Capital Markets

Sifting Through the CDO Wreckage

Blaming the credit crisis on investments in collateralized debt obligations doesn't tell the whole story.
Stephen TaubApril 4, 2008

Some CDOs are more equal than others.

While many people who follow these arcane instruments reflexively associate collateralized debt obligations (CDOs) with credit deterioration in general, Moody’s stresses in a new report that the deterioration in 2007 was almost wholly contained to a single sector: U.S. dollar-denominated resecuritizations.

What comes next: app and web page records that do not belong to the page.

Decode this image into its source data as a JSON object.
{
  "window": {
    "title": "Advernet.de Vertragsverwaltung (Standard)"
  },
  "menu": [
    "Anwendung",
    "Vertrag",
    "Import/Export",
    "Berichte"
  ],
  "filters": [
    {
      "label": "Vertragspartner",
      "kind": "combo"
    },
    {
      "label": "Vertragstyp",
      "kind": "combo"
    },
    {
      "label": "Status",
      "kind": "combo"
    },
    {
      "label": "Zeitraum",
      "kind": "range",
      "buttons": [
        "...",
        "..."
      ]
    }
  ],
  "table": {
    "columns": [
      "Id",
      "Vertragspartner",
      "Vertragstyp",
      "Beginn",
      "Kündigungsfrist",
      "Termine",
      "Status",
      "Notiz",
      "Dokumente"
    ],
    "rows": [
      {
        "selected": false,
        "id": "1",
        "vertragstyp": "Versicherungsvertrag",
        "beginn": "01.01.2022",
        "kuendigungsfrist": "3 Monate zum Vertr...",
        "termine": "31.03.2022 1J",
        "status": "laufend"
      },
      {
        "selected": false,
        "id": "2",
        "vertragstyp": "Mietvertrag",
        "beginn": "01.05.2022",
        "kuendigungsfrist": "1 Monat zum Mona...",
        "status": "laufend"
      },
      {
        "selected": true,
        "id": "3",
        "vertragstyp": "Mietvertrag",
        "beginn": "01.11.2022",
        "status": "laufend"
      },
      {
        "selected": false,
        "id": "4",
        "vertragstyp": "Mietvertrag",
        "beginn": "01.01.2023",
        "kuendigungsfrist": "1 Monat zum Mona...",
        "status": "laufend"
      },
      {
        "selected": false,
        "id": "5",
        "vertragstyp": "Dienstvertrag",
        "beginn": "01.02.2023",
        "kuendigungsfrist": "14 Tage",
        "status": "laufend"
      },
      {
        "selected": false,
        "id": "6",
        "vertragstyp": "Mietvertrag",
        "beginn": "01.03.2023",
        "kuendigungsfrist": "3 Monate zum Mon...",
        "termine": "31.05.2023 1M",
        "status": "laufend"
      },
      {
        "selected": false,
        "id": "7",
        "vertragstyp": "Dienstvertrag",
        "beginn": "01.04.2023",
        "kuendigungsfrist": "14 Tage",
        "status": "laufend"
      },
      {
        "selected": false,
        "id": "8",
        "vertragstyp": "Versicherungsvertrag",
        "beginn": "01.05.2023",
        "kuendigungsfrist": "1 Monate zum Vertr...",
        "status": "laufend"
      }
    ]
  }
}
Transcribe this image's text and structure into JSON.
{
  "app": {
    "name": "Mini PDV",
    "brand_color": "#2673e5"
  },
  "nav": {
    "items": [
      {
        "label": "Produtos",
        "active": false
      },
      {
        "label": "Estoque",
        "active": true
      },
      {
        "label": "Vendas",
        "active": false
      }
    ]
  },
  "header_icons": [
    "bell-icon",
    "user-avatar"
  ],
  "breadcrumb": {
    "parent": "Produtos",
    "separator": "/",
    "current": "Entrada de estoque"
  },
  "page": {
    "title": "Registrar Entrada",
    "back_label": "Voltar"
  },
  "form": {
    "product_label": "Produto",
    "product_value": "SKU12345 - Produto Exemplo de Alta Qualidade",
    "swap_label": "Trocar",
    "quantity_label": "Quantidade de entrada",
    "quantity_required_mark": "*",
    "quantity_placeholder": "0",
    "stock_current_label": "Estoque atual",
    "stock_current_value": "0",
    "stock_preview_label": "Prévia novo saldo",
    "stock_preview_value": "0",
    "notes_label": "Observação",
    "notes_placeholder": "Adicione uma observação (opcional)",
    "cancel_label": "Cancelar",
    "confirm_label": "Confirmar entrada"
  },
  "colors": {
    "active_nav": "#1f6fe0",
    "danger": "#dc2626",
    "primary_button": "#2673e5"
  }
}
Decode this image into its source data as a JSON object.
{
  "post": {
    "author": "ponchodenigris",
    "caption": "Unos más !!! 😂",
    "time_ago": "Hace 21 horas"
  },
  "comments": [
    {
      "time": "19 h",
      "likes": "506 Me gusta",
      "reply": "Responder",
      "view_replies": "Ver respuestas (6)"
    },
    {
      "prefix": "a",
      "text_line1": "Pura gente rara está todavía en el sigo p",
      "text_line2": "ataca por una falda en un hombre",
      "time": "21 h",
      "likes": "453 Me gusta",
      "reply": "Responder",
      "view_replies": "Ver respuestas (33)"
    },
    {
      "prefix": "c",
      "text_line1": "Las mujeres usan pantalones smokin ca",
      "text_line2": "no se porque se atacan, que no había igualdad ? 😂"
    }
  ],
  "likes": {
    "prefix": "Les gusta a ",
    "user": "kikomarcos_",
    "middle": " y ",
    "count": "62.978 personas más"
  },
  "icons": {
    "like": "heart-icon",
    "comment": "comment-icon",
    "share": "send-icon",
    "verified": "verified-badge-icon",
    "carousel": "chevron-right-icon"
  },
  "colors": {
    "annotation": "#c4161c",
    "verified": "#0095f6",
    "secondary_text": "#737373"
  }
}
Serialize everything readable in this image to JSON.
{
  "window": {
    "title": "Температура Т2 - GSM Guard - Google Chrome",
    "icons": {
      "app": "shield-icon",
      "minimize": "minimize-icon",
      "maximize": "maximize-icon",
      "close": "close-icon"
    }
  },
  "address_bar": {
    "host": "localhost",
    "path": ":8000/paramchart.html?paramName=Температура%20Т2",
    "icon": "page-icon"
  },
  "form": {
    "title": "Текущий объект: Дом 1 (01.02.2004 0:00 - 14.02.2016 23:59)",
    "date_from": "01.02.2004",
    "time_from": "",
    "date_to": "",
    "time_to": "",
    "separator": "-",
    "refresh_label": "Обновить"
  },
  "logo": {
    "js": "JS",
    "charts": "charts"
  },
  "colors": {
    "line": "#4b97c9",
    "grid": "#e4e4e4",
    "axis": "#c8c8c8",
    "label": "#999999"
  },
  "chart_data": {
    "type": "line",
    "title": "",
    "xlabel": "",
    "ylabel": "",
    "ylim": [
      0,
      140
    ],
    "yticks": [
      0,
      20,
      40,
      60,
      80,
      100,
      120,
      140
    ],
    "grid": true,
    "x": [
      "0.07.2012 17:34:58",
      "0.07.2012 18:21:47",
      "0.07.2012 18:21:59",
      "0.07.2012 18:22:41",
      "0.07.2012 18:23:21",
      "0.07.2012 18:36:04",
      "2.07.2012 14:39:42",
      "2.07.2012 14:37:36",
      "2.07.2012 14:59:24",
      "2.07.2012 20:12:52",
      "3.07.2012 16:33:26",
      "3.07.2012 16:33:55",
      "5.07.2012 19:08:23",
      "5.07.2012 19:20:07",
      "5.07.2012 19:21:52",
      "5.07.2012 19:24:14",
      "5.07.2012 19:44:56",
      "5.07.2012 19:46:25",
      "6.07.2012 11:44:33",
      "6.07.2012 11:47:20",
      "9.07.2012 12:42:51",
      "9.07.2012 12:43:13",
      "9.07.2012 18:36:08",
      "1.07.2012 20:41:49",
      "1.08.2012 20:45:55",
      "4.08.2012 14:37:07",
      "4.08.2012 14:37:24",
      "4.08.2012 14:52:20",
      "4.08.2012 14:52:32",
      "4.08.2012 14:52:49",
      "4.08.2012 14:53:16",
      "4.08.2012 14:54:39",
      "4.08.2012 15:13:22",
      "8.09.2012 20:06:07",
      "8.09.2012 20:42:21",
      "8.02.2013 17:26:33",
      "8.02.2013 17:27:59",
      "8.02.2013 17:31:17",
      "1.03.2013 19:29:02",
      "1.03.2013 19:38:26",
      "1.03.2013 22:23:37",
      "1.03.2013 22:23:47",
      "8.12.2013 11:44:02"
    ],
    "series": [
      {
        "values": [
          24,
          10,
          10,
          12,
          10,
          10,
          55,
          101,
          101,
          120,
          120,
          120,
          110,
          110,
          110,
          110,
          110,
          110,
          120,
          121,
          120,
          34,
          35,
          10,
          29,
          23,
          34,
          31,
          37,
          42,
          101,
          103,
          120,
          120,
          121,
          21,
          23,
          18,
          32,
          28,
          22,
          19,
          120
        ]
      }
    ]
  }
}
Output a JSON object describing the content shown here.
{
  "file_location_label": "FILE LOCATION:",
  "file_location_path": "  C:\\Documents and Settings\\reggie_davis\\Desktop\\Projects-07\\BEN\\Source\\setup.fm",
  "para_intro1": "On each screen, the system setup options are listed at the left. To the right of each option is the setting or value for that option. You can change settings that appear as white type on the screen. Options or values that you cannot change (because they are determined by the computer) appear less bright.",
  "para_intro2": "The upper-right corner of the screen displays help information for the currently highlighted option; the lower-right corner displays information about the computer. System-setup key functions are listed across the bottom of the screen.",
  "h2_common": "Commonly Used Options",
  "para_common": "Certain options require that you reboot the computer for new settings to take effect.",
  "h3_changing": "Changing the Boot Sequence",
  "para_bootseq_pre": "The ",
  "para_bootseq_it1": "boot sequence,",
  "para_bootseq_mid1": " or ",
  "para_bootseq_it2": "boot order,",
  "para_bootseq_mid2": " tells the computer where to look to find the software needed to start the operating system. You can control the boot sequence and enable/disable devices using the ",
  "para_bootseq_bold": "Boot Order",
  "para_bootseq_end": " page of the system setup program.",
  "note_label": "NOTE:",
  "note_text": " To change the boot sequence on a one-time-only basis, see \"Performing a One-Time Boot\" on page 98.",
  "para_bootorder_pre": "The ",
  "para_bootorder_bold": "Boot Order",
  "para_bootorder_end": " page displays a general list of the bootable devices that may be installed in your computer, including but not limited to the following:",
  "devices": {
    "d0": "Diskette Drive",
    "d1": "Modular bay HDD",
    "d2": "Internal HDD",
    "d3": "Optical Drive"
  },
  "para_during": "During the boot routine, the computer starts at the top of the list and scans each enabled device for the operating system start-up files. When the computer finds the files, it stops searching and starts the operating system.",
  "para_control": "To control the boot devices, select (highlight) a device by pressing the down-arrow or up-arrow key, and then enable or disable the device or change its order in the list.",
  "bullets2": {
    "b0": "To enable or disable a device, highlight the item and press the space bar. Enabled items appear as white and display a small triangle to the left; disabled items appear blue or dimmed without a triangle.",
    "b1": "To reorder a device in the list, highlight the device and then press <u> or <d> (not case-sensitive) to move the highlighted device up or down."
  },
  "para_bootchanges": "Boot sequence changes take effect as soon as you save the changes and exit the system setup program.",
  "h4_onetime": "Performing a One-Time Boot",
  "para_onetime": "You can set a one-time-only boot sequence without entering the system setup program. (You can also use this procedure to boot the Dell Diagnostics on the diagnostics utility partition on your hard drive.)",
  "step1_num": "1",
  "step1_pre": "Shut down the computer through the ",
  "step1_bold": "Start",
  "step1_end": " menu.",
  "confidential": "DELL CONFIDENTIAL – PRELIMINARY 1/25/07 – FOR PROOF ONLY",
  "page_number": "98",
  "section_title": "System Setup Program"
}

Outside of this sector, rates of rating downgrades in 2007 were lower generally than their historical averages. “A review of the CDO market’s credit performance in 2007 underscores its diversity,” says Moody’s senior vice president Danielle Nazarian. “While subprime RMBS-backed resecuritization CDOs underwent widespread and severe downgrades, other key CDO sectors performed well, including those tied to the U.S. and European corporate-credit markets.”

Moody’s downgraded a total of 1,331 tranches of U.S. dollar-denominated resecuritizations in 2007. These accounted for 92 percent of the 1,448 downgrade actions for all CDOs during the year.

Within the dollar-denominated resecuritization category, downgrades were heavily concentrated in the 2006 and 2007 vintages. These two groups alone represented 87 percent of the total number of downgrades.

Looking ahead throughout 2008, Moody’s projects even greater ratings volatility among U.S. dollar resecuritization CDOs as signaled by the nearly 2,000 tranches currently under review for downgrade.

The rating agency says the rates of downgrade in other sectors for 2007 were fairly comparable to those observed in 2006. The two exceptions were the market-value CDO category, whose downgrade rate increased from zero in 2006 to 7.5 percent in 2007, and the investment-grade arbitrage cash-flow CBO sector, whose downgrade rate actually dropped from 10 percent in 2006 to zero in 2007.